    Each Additional Minute 55


    m;:----................ -~_._--------1--:..;..;;...;:;;,;:;..;~:;.=.=..:.,;,::;=;.=......Ji.:...=:....:.:::L-_ _.r ::1

    eit TIVOLI- Betty Blue (Not Rted))

    presents and even those you don't know, yet -as you go about your daily business; or, if like me, your wheelchair has no brakes, you can watch your only means of conveyance roll away,. out of your reach.

    A Legislative Symposium

    Most students using wheelchairs can learn to overcome the minor problems faced rolling about campus, but the Administration, in their blind ignor-ance of -the problem, has taken away our right of a little privacy, the same privacy afforded to other able bodies students, in an unpleasant daily chore everyone has to do.

    Two Panel Discussions Teacher Certification

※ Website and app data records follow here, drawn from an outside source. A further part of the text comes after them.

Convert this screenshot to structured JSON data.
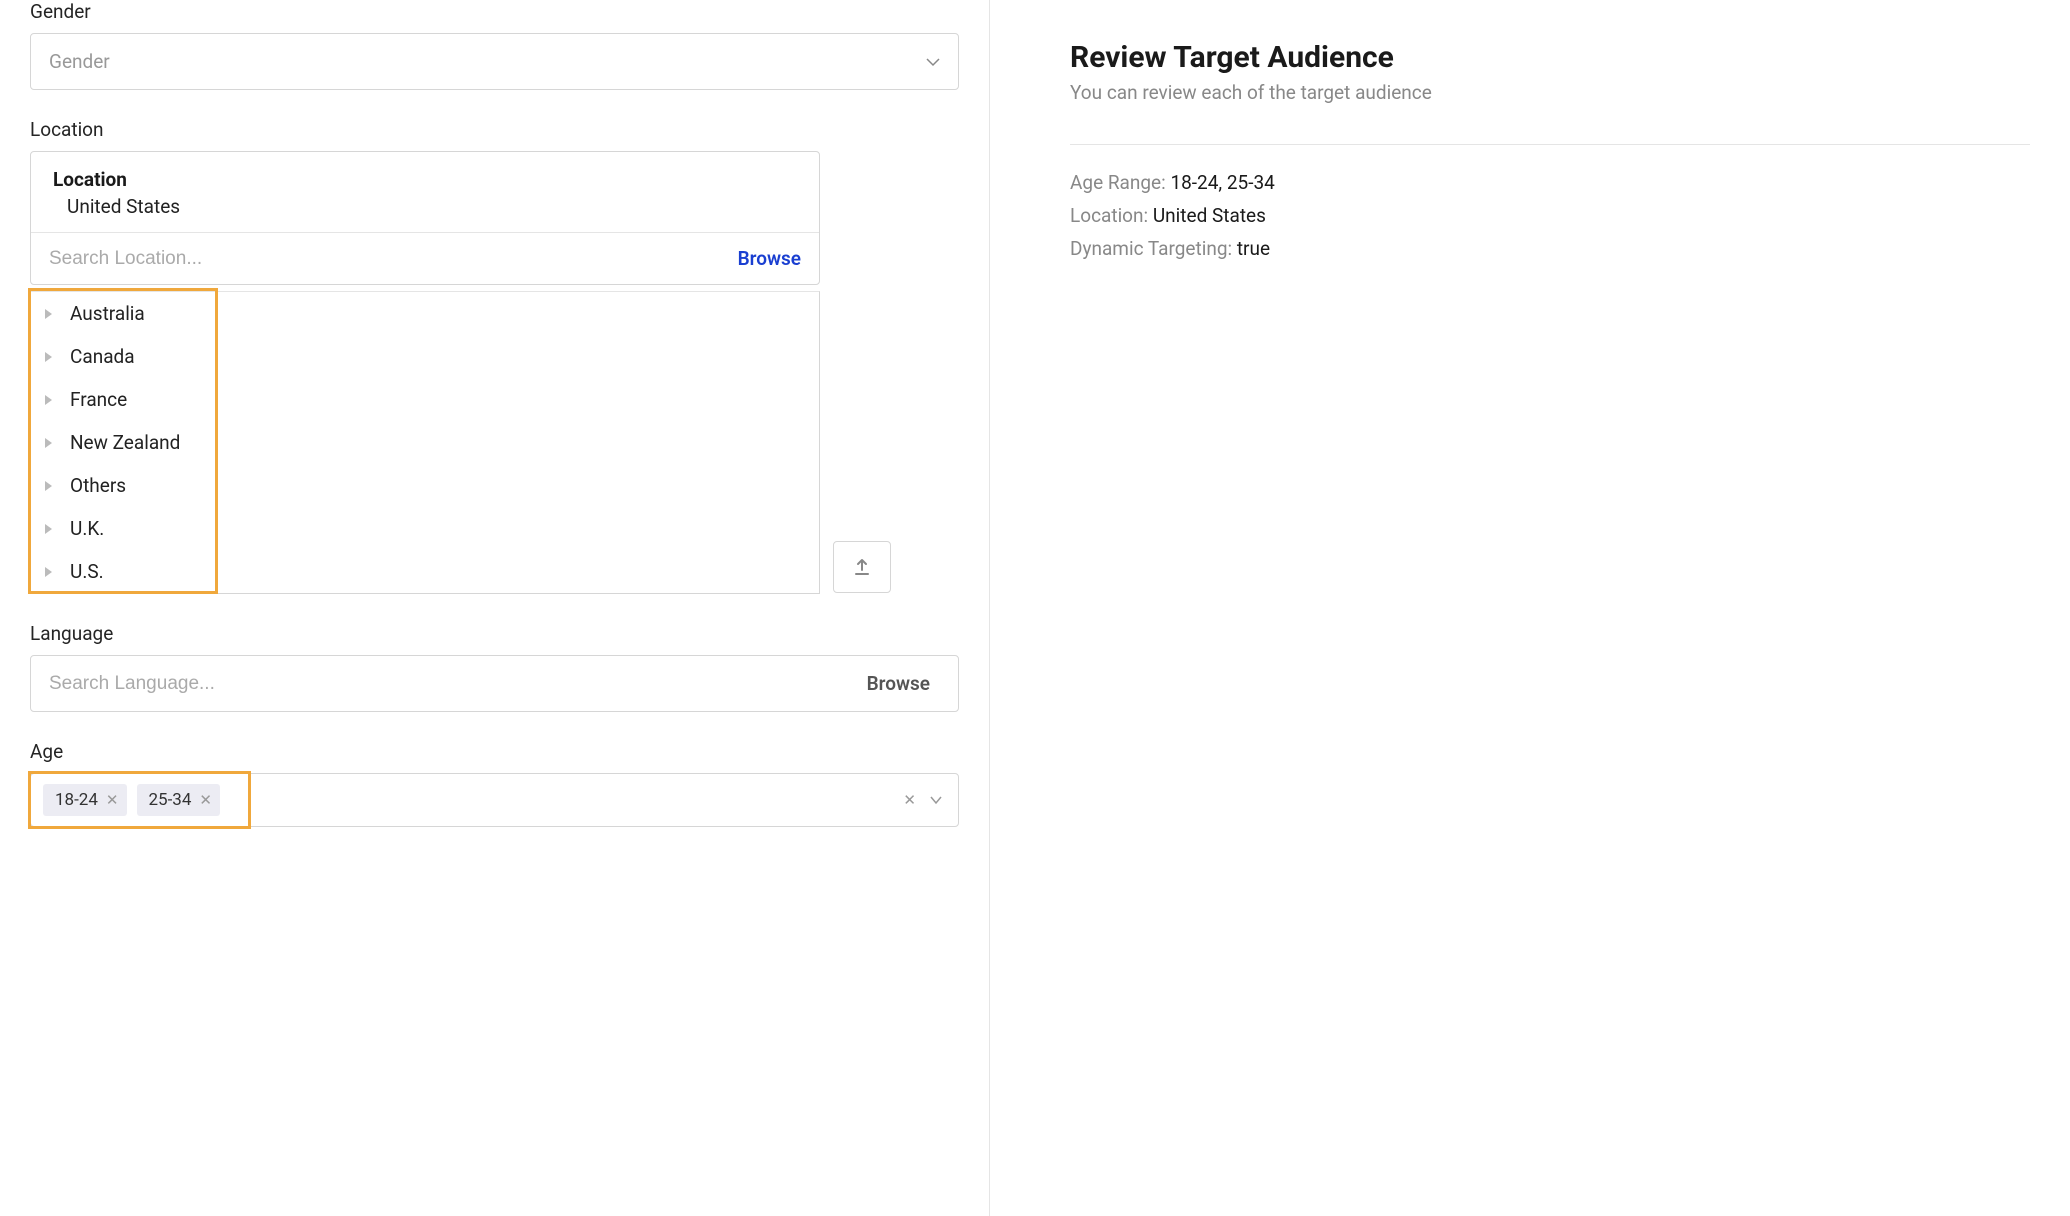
{
  "gender": {
    "label": "Gender",
    "placeholder": "Gender"
  },
  "location": {
    "label": "Location",
    "panel_title": "Location",
    "selected_value": "United States",
    "search_placeholder": "Search Location...",
    "browse_label": "Browse",
    "options": [
      "Australia",
      "Canada",
      "France",
      "New Zealand",
      "Others",
      "U.K.",
      "U.S."
    ]
  },
  "language": {
    "label": "Language",
    "search_placeholder": "Search Language...",
    "browse_label": "Browse"
  },
  "age": {
    "label": "Age",
    "tags": [
      "18-24",
      "25-34"
    ]
  },
  "review": {
    "title": "Review Target Audience",
    "subtitle": "You can review each of the target audience",
    "lines": {
      "age_range_label": "Age Range:",
      "age_range_value": "18-24, 25-34",
      "location_label": "Location:",
      "location_value": "United States",
      "dynamic_label": "Dynamic Targeting:",
      "dynamic_value": "true"
    }
  }
}
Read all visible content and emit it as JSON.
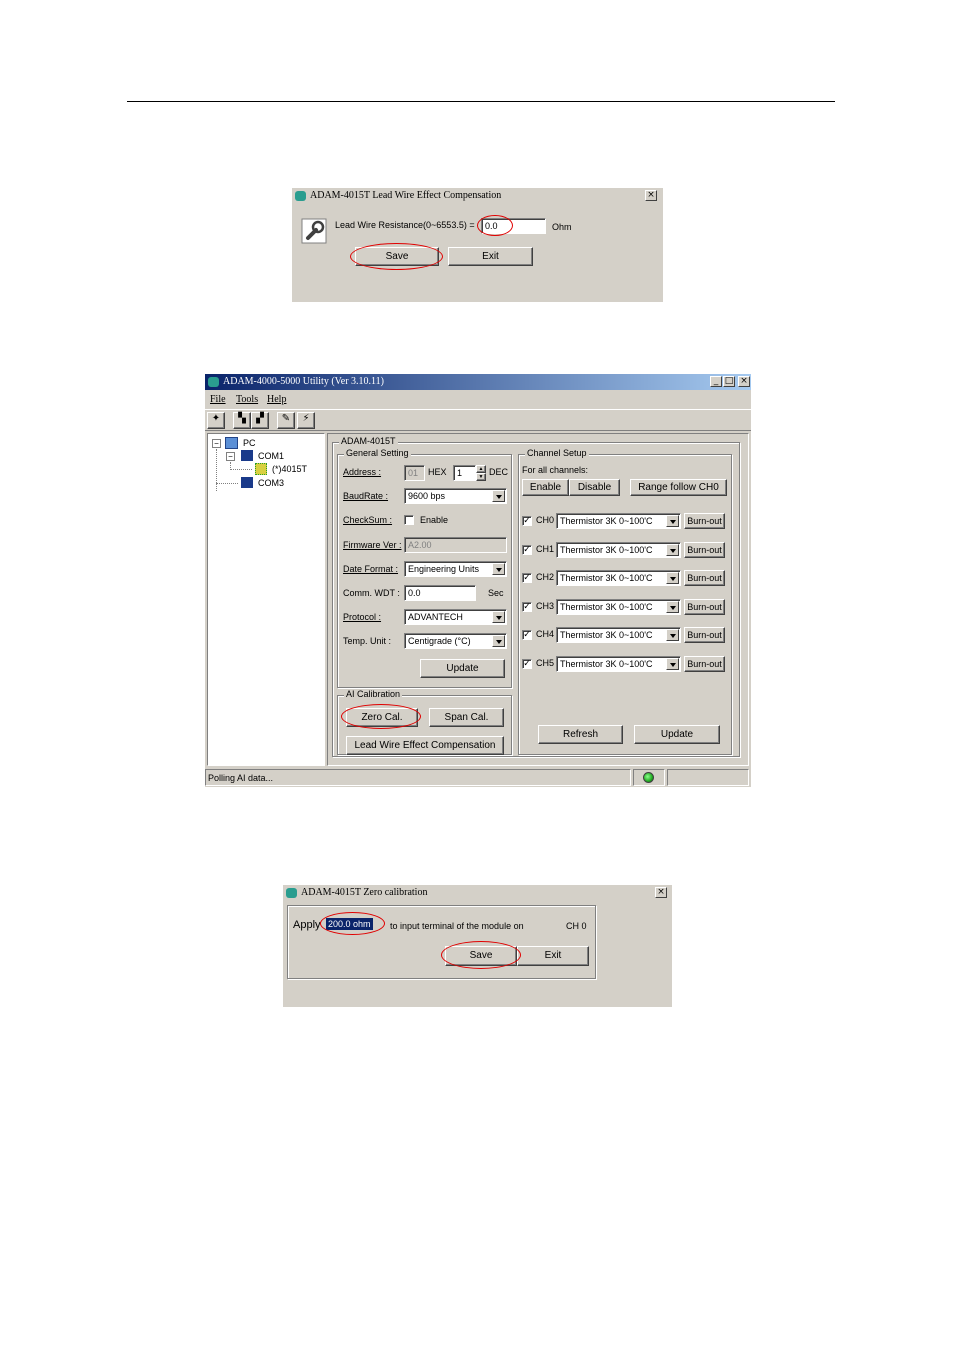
{
  "dialog1": {
    "title": "ADAM-4015T Lead Wire Effect Compensation",
    "label": "Lead Wire Resistance(0~6553.5) =",
    "value": "0.0",
    "unit": "Ohm",
    "save": "Save",
    "exit": "Exit",
    "close": "×"
  },
  "utility": {
    "title": "ADAM-4000-5000 Utility (Ver 3.10.11)",
    "menu": [
      "File",
      "Tools",
      "Help"
    ],
    "tree": {
      "root": "PC",
      "com1": "COM1",
      "device": "(*)4015T",
      "com3": "COM3"
    },
    "panel_title": "ADAM-4015T",
    "general": {
      "title": "General Setting",
      "address_label": "Address :",
      "address_hex": "01",
      "hex": "HEX",
      "address_dec": "1",
      "dec": "DEC",
      "baud_label": "BaudRate :",
      "baud_value": "9600 bps",
      "checksum_label": "CheckSum :",
      "checksum_enable": "Enable",
      "firmware_label": "Firmware Ver :",
      "firmware_value": "A2.00",
      "date_label": "Date Format :",
      "date_value": "Engineering Units",
      "wdt_label": "Comm. WDT :",
      "wdt_value": "0.0",
      "wdt_unit": "Sec",
      "protocol_label": "Protocol :",
      "protocol_value": "ADVANTECH",
      "temp_label": "Temp. Unit :",
      "temp_value": "Centigrade (°C)",
      "update": "Update"
    },
    "calibration": {
      "title": "AI Calibration",
      "zero": "Zero Cal.",
      "span": "Span Cal.",
      "leadwire": "Lead Wire Effect Compensation"
    },
    "channel": {
      "title": "Channel Setup",
      "for_all": "For all channels:",
      "enable": "Enable",
      "disable": "Disable",
      "range_follow": "Range follow CH0",
      "rows": [
        {
          "ch": "CH0",
          "range": "Thermistor 3K 0~100'C",
          "burn": "Burn-out"
        },
        {
          "ch": "CH1",
          "range": "Thermistor 3K 0~100'C",
          "burn": "Burn-out"
        },
        {
          "ch": "CH2",
          "range": "Thermistor 3K 0~100'C",
          "burn": "Burn-out"
        },
        {
          "ch": "CH3",
          "range": "Thermistor 3K 0~100'C",
          "burn": "Burn-out"
        },
        {
          "ch": "CH4",
          "range": "Thermistor 3K 0~100'C",
          "burn": "Burn-out"
        },
        {
          "ch": "CH5",
          "range": "Thermistor 3K 0~100'C",
          "burn": "Burn-out"
        }
      ],
      "refresh": "Refresh",
      "update": "Update"
    },
    "status": "Polling AI data..."
  },
  "dialog2": {
    "title": "ADAM-4015T Zero calibration",
    "apply": "Apply",
    "value": "200.0 ohm",
    "text": "to input terminal of the module on",
    "channel": "CH 0",
    "save": "Save",
    "exit": "Exit",
    "close": "×"
  },
  "colors": {
    "title_start": "#0a246a",
    "title_end": "#a6caf0",
    "face": "#d4d0c8",
    "highlight_ellipse": "#e00000",
    "status_led": "#22aa22"
  }
}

    and Evaluation Metro State College-

    21 years